- Water Smartly: Water deeply but less frequently to encourage drought tolerance—early morning is best.
- Mow Higher: Raise your mower blade during hot months. Longer grass shades roots and retains moisture better.
- Keep an Eye on Pests: Insects are more active in summer, so monitor for damage and manage pests as needed.
- Fertilize Warm-Season Grasses: If you have warm-season turf, this is its time to shine, so give it the nutrients it needs.
Fall: Preparing your Lawn for Winter
Fall isn’t just about pumpkin spice. It’s important for getting your lawn ready for winter.
- Aerate Compacted Soil: This helps oxygen, water, and nutrients reach root systems more effectively.
- Apply Fall Fertilizer: For cool-season grasses, a fall feeding helps build strong roots for next year.
- Continue Weeding: Don’t let weeds establish over winter. Deal with them now.
- Final Mowings: Gradually lower your mower’s blade for the last few cuts before winter sets in.
Tools and Equipment
Having the right tools can turn lawn care from a chore into a breeze. Whether you’re just starting or looking to upgrade your arsenal, here’s what you need to know about choosing and maintaining your equipment.
By starting with essential tools, choosing wisely based on your needs, and maintaining them properly, you’ll be well-equipped to handle any lawn care task thrown your way. Remember: good tools are like good friends—they make any job more enjoyable!
Starting with the basics will set you up for success. Here are some must-haves:
- Lawn Mower: The cornerstone of lawn care. Choose one that fits the size of your yard and your storage space.
- String Trimmer: A trimmer is indispensable for those hard-to-reach spots around edges and fences.
- Garden Rake: Ideal for clearing debris and thatch to keep your lawn clean and healthy.
- Spreader: A spreader ensures even distribution of seed, fertilizer, and other lawn treatments.
- Hose with Spray Nozzle: Invest in a durable hose with an adjustable nozzle to control water flow for watering tasks.
- Watering Can: Great for spot-watering or applying liquid fertilizers to targeted areas.
Choosing equipment is like finding a good pair of jeans—it needs to fit well and last long. Keep these pointers in mind:
- Read Reviews: Before buying, check out what others say about durability and ease of use.
- Ergonomics Matter: Comfortable handles and adjustable settings can make all the difference during long yard work sessions.
- Maintenance is Key: Clean tools after each use, sharpen blades regularly, and winterize engines at the end of the season.
- Storage Solutions: Protect your investment by storing tools in a dry place out of the elements.
From understanding different grass types to mastering mowing and watering techniques, we’ve covered a lot of ground.
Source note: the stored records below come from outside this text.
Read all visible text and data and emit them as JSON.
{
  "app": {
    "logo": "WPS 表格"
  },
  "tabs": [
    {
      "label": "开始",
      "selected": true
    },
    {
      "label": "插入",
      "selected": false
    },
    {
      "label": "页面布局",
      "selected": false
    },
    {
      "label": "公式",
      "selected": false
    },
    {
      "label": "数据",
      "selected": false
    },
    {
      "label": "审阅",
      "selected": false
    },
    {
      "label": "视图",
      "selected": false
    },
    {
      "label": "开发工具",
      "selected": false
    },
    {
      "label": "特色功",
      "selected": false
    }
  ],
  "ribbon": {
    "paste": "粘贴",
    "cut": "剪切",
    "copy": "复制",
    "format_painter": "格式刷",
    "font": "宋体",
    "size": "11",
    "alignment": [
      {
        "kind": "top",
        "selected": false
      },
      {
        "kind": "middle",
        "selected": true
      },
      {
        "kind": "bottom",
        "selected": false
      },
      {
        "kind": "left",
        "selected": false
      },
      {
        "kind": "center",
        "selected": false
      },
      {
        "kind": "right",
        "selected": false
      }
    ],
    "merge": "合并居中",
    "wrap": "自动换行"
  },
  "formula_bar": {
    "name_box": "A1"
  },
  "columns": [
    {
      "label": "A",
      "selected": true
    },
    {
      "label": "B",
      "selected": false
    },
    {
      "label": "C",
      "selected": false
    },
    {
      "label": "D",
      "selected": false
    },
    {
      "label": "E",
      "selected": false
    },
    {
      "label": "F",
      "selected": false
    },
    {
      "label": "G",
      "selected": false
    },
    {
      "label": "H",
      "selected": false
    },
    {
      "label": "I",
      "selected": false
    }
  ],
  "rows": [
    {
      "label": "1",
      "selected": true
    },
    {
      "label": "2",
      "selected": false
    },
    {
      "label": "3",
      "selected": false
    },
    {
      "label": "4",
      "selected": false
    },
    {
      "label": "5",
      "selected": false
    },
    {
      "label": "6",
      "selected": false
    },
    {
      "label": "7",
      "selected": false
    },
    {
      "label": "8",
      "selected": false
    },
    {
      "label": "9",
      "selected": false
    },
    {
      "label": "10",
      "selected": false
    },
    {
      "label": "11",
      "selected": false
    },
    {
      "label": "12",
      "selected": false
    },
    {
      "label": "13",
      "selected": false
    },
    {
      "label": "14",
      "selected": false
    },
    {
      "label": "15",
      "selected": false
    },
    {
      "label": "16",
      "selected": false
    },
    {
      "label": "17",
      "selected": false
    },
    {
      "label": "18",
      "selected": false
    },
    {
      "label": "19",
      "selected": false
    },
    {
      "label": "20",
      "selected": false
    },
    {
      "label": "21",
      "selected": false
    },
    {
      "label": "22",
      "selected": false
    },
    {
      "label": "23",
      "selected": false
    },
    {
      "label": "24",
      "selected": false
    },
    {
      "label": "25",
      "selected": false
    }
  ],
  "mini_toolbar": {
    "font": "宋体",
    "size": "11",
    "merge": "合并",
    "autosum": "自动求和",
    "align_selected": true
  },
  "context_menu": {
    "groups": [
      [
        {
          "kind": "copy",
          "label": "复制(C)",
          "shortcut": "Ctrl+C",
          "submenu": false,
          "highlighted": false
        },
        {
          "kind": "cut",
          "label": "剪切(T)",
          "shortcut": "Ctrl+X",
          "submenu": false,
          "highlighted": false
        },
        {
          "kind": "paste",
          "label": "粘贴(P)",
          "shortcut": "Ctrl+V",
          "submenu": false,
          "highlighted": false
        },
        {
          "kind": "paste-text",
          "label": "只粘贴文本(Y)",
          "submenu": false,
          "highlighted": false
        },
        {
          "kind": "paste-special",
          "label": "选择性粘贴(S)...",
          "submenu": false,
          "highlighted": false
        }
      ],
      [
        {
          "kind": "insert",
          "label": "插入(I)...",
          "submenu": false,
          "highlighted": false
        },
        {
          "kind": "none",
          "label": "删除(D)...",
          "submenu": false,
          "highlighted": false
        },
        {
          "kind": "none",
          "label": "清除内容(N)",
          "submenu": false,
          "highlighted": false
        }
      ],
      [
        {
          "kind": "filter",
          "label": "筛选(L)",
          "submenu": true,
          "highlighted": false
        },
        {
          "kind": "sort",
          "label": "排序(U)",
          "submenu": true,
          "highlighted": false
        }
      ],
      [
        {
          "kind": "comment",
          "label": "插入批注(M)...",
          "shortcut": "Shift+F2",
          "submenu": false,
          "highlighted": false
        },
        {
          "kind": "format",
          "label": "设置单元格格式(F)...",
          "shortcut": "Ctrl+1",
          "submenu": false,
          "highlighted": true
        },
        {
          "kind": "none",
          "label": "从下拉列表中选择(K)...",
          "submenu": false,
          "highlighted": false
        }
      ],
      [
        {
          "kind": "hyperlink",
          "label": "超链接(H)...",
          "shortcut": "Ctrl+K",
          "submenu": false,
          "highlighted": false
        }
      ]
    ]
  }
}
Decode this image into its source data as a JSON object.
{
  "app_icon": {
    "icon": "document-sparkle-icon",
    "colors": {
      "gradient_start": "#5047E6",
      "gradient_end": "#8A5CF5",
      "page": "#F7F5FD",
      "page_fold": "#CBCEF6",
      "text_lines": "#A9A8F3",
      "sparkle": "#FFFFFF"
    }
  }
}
Remember, a great lawn is all about choosing the right grass for your climate, prepping your soil with love, planting with care, and sticking to a solid maintenance routine.
Don’t forget that every season has its own playbook for keeping your turf in top shape. And when it comes to tools and equipment, pick what works best for you and keep those gadgets well-maintained.
Your lawn is a living, breathing thing that will grow and change just as you do. Stay curious, keep learning, and don’t be afraid to get a little dirt under those fingernails.